Hey there, time traveller!
This article was published 19/2/2019 (1066 days ago), so information in it may no longer be current.
Two winters ago, undeterred by frigid temperatures, the threat of frostbite or uncertainty for their future, waves of asylum seekers walked across the U.S. border into Manitoba. They crossed the border in unprecedented numbers, many of them members of Minnesota's Somali community who headed north after U.S. President Donald Trump proposed a so-called ban on migrants from Muslim countries.
Two years later, Manitoba's legal community is still feeling the ripple effects of those refugee claims -- and some of those refugee claimants could still be in limbo.
The influx of asylum seekers disproportionately affected Manitoba -- this province saw a 493 per cent increase in asylum claims processed by the Canada Border Services Agency in 2017 over the previous year, compared to a 119 per cent increase in Quebec -- and it has since slowed to a trickle. Only one asylum seeker was intercepted by RCMP in Manitoba so far this year.
Legal Aid Manitoba has described the influx in asylum seekers and their resulting refugee claims as one of its most "significant pressures." In its most recent annual report, published in November 2018, Legal Aid cited a 305 per cent increase in the number of immigration and refugee applications it received in 2016-2017. That number is now on the decline, but lawyers have traced that spike in requests for legal help back to the "Trump effect."
"I don't see any other cause for this precipitous movement other than the Trump effect," said senior Winnipeg immigration lawyer David Matas, former chair of the Canadian Bar Association's immigration law section. Even after Prime Minister Justin Trudeau tweeted a welcoming message to prospective refugees in late January 2017, it wasn't Trudeau's comments Matas's clients asked about -- it was Trump's.
As a result, the Immigration and Refugee Board of Canada was swamped with refugee claimants. The board pushed back its own deadlines because of the unprecedented influx of claims, no longer able to hold hearings within 60 days or decide appeals within 90 days. But, Matas said, the board enforced existing timelines for refugee claimants and their lawyers.
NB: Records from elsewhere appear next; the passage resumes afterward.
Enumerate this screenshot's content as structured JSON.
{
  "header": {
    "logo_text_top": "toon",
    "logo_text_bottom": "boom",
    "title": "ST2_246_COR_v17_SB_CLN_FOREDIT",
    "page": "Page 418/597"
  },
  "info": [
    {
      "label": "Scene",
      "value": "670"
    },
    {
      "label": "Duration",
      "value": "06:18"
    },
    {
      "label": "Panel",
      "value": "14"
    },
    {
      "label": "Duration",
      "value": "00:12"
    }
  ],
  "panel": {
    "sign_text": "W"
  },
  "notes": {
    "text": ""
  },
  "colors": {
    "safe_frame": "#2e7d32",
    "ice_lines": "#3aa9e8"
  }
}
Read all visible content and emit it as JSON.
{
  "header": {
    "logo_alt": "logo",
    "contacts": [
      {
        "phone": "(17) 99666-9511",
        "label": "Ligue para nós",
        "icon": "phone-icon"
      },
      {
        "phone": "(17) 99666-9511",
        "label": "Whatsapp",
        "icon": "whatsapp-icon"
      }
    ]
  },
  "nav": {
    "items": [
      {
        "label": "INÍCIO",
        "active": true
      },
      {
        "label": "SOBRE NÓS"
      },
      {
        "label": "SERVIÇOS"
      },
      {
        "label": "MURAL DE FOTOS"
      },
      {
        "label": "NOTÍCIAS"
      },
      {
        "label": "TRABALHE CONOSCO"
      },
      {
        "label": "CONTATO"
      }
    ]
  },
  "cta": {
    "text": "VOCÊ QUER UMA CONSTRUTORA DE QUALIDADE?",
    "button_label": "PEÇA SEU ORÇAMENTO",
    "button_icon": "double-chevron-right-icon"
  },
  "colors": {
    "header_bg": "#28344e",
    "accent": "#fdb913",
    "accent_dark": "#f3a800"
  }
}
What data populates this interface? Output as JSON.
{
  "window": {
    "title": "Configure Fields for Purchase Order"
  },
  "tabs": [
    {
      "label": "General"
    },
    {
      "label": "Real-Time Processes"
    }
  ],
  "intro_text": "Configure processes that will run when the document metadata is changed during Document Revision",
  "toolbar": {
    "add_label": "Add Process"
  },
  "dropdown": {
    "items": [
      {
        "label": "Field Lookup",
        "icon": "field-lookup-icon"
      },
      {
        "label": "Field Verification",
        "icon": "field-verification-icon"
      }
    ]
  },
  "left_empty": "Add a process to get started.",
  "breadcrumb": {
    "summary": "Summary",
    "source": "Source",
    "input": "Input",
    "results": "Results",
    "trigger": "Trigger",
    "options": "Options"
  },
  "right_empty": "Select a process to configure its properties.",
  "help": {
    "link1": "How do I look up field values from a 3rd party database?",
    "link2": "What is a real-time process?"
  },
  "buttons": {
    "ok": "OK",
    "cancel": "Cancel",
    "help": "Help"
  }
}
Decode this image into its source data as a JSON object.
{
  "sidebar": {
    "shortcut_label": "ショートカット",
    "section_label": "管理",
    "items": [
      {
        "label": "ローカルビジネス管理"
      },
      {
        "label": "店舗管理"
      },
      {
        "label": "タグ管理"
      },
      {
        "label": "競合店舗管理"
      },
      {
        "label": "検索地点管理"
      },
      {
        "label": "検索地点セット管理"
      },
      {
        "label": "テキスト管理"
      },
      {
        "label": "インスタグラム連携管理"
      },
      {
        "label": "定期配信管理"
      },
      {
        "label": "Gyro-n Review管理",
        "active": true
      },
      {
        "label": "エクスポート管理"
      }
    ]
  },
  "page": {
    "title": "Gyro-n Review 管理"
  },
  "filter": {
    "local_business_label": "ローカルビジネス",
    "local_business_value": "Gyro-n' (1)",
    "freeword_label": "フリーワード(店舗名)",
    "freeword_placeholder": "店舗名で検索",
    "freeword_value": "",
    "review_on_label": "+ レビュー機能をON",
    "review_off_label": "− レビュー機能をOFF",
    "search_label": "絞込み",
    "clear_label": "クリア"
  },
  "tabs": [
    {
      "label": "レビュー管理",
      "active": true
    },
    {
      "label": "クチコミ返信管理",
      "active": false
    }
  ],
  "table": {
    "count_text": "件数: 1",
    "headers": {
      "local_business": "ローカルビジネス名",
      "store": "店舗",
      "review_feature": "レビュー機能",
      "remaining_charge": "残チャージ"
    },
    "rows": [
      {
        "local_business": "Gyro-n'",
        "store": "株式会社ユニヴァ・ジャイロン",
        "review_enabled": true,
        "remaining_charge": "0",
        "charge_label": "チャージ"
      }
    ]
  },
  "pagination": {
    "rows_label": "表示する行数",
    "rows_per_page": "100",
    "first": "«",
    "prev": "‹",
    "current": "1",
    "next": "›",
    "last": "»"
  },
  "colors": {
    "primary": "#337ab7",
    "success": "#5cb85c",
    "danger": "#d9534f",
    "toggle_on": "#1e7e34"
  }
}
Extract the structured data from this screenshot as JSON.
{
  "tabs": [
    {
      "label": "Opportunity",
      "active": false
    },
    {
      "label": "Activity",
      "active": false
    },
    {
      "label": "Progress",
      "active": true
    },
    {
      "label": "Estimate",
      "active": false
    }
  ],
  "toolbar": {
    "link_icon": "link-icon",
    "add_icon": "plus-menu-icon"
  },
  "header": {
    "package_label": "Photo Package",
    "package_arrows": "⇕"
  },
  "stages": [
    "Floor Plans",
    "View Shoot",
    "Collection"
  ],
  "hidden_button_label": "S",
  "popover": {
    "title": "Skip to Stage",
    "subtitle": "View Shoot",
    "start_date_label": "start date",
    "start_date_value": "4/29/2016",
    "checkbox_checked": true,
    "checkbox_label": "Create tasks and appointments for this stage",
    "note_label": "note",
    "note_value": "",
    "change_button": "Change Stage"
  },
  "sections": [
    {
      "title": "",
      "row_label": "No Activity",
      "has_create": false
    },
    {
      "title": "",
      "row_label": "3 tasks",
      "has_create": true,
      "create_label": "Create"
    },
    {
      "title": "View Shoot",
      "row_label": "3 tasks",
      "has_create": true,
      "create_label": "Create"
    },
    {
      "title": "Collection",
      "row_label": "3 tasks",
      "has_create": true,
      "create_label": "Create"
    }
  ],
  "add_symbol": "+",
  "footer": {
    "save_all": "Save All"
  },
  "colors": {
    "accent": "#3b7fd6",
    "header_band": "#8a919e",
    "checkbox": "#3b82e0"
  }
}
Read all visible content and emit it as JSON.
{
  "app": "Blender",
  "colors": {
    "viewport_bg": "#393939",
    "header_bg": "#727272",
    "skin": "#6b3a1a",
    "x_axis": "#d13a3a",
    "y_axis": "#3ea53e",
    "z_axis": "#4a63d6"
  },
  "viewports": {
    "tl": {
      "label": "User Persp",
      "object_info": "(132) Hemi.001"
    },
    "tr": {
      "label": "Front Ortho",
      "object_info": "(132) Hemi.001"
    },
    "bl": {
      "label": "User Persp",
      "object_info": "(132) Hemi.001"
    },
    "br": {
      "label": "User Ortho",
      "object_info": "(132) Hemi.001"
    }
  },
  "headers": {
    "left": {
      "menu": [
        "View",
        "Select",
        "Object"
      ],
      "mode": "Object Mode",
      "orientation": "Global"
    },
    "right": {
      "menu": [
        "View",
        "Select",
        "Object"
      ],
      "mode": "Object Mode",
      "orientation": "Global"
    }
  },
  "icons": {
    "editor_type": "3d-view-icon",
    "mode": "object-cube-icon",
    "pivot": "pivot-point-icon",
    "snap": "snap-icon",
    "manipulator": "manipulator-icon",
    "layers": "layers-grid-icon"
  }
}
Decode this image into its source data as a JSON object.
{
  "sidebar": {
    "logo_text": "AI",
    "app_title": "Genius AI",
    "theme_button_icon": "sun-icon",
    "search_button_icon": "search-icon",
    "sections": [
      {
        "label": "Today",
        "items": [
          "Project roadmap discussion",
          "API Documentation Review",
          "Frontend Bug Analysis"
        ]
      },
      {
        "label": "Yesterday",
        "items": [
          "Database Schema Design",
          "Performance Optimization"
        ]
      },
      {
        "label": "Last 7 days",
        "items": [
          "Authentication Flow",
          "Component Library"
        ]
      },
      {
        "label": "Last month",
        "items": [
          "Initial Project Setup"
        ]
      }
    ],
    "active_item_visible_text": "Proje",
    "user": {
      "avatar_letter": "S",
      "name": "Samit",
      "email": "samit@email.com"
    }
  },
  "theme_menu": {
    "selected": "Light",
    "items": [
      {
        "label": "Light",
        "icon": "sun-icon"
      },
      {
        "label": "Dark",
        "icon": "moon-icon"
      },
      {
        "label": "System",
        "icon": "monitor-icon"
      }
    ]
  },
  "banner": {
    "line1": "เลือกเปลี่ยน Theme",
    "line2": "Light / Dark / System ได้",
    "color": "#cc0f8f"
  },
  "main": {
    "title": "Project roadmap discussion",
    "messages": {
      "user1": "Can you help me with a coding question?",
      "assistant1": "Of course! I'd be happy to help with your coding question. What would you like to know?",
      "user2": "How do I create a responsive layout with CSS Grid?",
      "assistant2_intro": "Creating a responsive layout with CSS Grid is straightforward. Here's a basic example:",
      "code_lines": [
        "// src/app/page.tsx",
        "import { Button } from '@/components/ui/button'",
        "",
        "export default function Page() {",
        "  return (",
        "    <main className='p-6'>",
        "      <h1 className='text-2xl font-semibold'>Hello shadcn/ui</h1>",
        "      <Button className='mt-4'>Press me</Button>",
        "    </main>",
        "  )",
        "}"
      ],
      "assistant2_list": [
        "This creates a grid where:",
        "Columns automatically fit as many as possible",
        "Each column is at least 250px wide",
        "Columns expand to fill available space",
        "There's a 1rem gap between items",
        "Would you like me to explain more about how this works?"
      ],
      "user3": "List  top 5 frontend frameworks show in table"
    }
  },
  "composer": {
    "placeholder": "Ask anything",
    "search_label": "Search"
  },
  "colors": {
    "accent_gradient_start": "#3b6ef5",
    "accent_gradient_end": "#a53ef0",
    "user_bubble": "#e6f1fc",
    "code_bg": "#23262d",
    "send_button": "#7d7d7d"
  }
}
In the midst of a spike in claims that put a strain on the handful of lawyers in Manitoba who specialize in refugee hearings, Matas said the board would refuse to grant time extensions and would dismiss claims because of missed timelines.
"Many of these people who've been rushed through the system unfairly are still around and still trying to deal with their cases," he said. "In my view, we need to unravel all of the rush that occurred, at least for the people that still are here, do things in a proper, orderly fashion."
Some of those people, many of whom are of Somali origin, have remained in Canada without status even though their claims were denied, Matas said, and some are awaiting appeals from the Federal Court.
Immigration and Refugee Board of Canada spokesperson Melissa Anderson said Tuesday she hadn't heard any such concerns. The board couldn't provide Manitoba-specific statistics on the number of claims that have been resolved, nor any data on the number dismissed due to time constraints. There's currently a 24-month wait for new hearings, and Anderson said it's up to individual adjudicators to decide whether to grant time extensions.
"I'm certainly aware that everybody involved in the system is under a lot of pressure right now due to the volume of claims. That includes the IRB, and there are many initiatives in place to get more claims resolved," Anderson said, adding the IRB no longer requires hearings for certain refugee claims that are not complex. The board hasn't made a decision on a Legal Aid Manitoba proposal that suggested allowing non-lawyers to be paid to prepare the refugee claim forms.
Legal Aid Manitoba chairman Tim Valgardson said the government-funded organization is "making it work" with a limited budget as immigration and refugee cases start to decrease. Legal Aid handled 624 of those cases as of Feb. 15, down from its peak of 939 cases the previous fiscal year.
"Of course we're still feeling the effects of it," he said of the influx. "So it's still a significant amount of pressure on Legal Aid and Legal Aid's budget."
The Canada Border Services Agency, which has been active in handling claims at the Emerson, Man., border crossing, declined an interview request. In a statement, CBSA said officers at the Emerson port are well-trained and experienced in handling asylum seekers.
In the meantime, Matas said Manitoba has been "overwhelmed and then overlooked" by the institutions that process refugee claims for the government -- including the IRB, which doesn't have a Manitoba office.
"The system has reacted unevenly. There's certainly been delays in processing, but the delays have been basically to convenience the administrators and not to address the problems that the claimants themselves face because of the influx," he said.
"We haven't given the welcome we really are capable of and should because of these tight deadlines and the inflexibility of dealing with them and the unwillingness to face the reality of the situation in dealing with the numbers that we have."
Katie May is a general-assignment reporter for the Free Press.